- Continue ReadingJanuary 29, 2021Is winter boating a thing? Yes, though not so much in our part of the world. In the coldest months, we northerners catch most of our fish through holes drilled in thick lake ice. Winter offers great fishing opportunities and snow-kissed fun for the dedicated boater with access to open water - and who's not afraid of the cold. Cold weather saps battery power. A battery loses 30 percent of its charge at freezing temperature (32F/0C). Keep your battery charged to avoid frustration when starting your motor. Also, watch for water in your fuel. Warm days followed by cold days cause condensation, which can contaminate your fuel. If you'll be using your boat over the winter, change your fuel/water separators and filters before cold weather sets in, as David Meeler of Yamaha Outboards advises. Adding a
- Continue ReadingFebruary 21, 2020

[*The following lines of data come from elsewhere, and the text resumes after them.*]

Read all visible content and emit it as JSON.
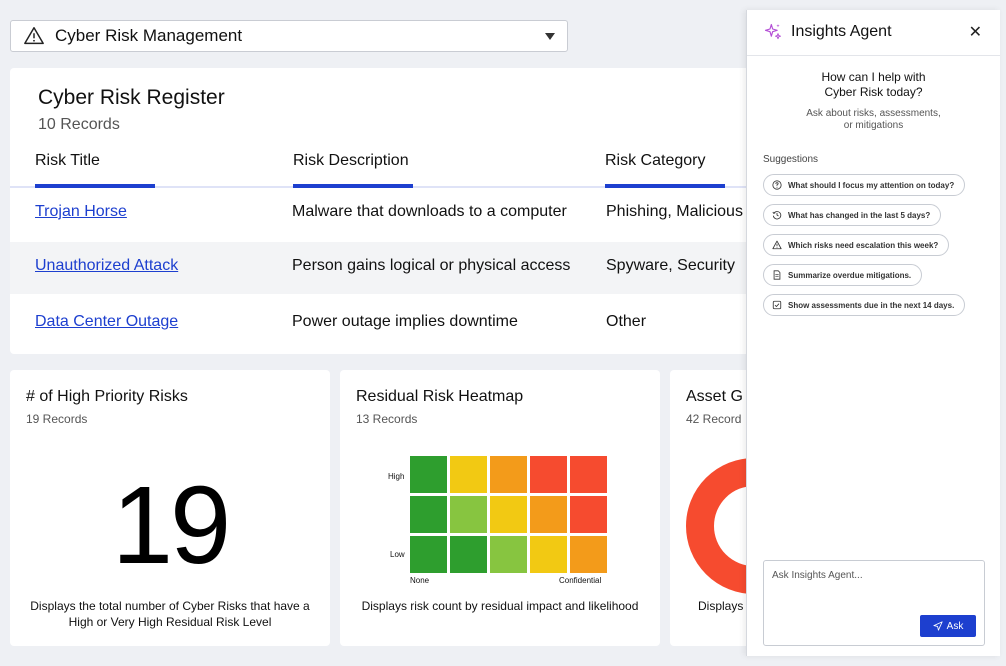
{
  "selector": {
    "label": "Cyber Risk Management"
  },
  "register": {
    "title": "Cyber Risk Register",
    "count": "10 Records",
    "columns": [
      "Risk Title",
      "Risk Description",
      "Risk Category"
    ],
    "rows": [
      [
        "Trojan Horse",
        "Malware that downloads to a computer",
        "Phishing, Malicious"
      ],
      [
        "Unauthorized Attack",
        "Person gains logical or physical access",
        "Spyware, Security"
      ],
      [
        "Data Center Outage",
        "Power outage implies downtime",
        "Other"
      ]
    ]
  },
  "cards": {
    "high_priority": {
      "title": "# of High Priority Risks",
      "count": "19 Records",
      "value": "19",
      "description": "Displays the total number of Cyber Risks that have a High or Very High Residual Risk Level"
    },
    "heatmap": {
      "title": "Residual Risk Heatmap",
      "count": "13 Records",
      "y_high": "High",
      "y_low": "Low",
      "x_left": "None",
      "x_right": "Confidential",
      "description": "Displays risk count by residual impact and likelihood",
      "colors": {
        "green": "#2e9e2e",
        "lightgreen": "#87c540",
        "yellow": "#f2c913",
        "orange": "#f39b1a",
        "red": "#f64b2f"
      },
      "grid": [
        [
          "green",
          "yellow",
          "orange",
          "red",
          "red"
        ],
        [
          "green",
          "lightgreen",
          "yellow",
          "orange",
          "red"
        ],
        [
          "green",
          "green",
          "lightgreen",
          "yellow",
          "orange"
        ]
      ]
    },
    "asset": {
      "title": "Asset G",
      "count": "42 Record",
      "description": "Displays",
      "colors": {
        "red": "#f64b2f",
        "green": "#87c540"
      }
    }
  },
  "agent": {
    "title": "Insights Agent",
    "close_label": "✕",
    "greeting_line1": "How can I help with",
    "greeting_line2": "Cyber Risk today?",
    "sub_line1": "Ask about risks, assessments,",
    "sub_line2": "or mitigations",
    "suggestions_heading": "Suggestions",
    "suggestions": [
      {
        "icon": "question-icon",
        "label": "What should I focus my attention on today?"
      },
      {
        "icon": "history-icon",
        "label": "What has changed in the last 5 days?"
      },
      {
        "icon": "warning-icon",
        "label": "Which risks need escalation this week?"
      },
      {
        "icon": "document-icon",
        "label": "Summarize overdue mitigations."
      },
      {
        "icon": "checkbox-icon",
        "label": "Show assessments due in the next 14 days."
      }
    ],
    "input_placeholder": "Ask Insights Agent...",
    "ask_label": "Ask",
    "accent": "#1d3fcf",
    "sparkle_color": "#b44fd6"
  }
}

The thermometer might not be rising as quickly as we'd like, but with a few more minutes of light every day, spring is well on its way. The fish know it, too. As daylight lengthens and temperatures rise, fish leave their hideouts in the depths and come up to hunt. No need to wait for summer - grab your rod and tackle box and make the most of the early season.

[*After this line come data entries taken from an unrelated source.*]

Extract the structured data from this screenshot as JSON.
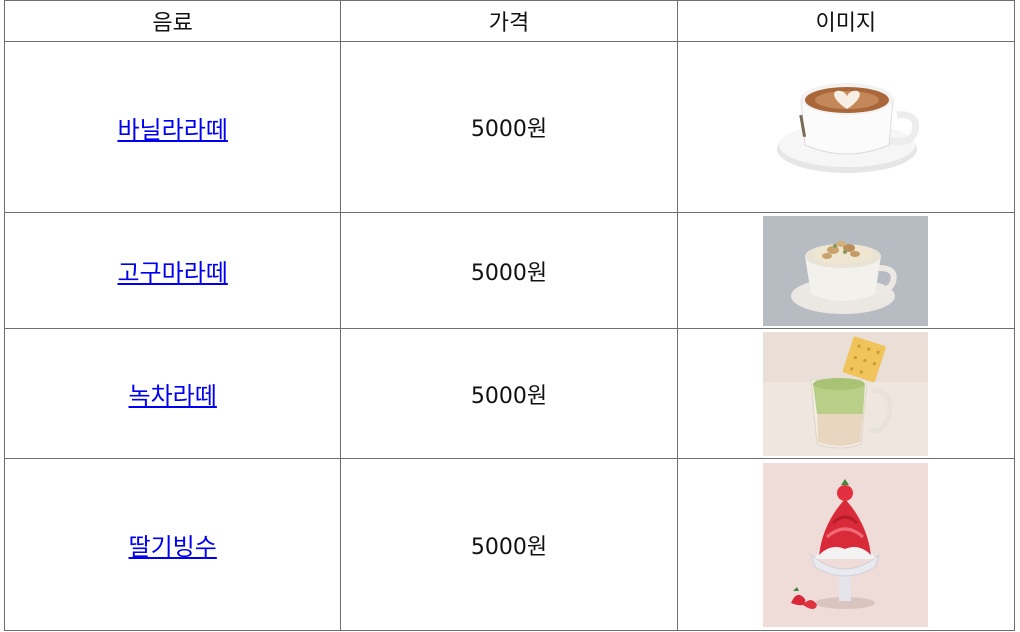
{
  "table": {
    "headers": [
      "음료",
      "가격",
      "이미지"
    ],
    "rows": [
      {
        "name": "바닐라라떼",
        "price": "5000원",
        "image": "cafe-latte-heart-art"
      },
      {
        "name": "고구마라떼",
        "price": "5000원",
        "image": "sweet-potato-latte"
      },
      {
        "name": "녹차라떼",
        "price": "5000원",
        "image": "green-tea-latte"
      },
      {
        "name": "딸기빙수",
        "price": "5000원",
        "image": "strawberry-bingsu"
      }
    ]
  },
  "colors": {
    "link": "#0000ee",
    "border": "#6f6f6f"
  }
}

- Continue ReadingDecember 09, 2017
Got your shopping done yet? Yeah, neither have we. If you're stumped about what to give your favorite fisherman (or woman!), the Skipper has a few suggestions.

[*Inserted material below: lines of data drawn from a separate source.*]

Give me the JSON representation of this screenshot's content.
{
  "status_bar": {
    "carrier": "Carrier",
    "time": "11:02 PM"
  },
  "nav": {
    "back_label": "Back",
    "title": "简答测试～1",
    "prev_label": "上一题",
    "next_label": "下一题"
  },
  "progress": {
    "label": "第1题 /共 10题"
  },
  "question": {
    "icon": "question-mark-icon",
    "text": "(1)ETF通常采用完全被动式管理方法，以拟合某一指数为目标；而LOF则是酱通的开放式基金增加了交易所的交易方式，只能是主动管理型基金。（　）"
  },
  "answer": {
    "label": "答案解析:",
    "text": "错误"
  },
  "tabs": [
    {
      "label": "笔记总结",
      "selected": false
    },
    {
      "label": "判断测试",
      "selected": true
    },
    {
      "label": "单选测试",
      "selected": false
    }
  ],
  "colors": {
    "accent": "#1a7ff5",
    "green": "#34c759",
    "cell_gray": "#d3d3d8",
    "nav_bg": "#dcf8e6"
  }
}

- Continue ReadingMay 13, 2016
When trying to sneak up on the fish in your favorite spot, your regular boat motor might be just too much. A well-chosen electric trolling motor can give you the edge needed to catch your limit with relative ease, but where to begin? The power of trolling motors is expressed in pounds of thrust, not horsepower. How much thrust do you need? That depends on the length and weight of your boat. The chart below gives an idea of the minimum thrust requirements for boats of different sizes. You might want a more power than the minimum, of course. [caption id="attachment_120" align="aligncenter" width="300"] Chart: fishing-tips-bait-tackle.com[/caption] What about shaft length? We've seen recommendations in the neighborhood of 20 to 24 inches below your boat's waterline, so that's a good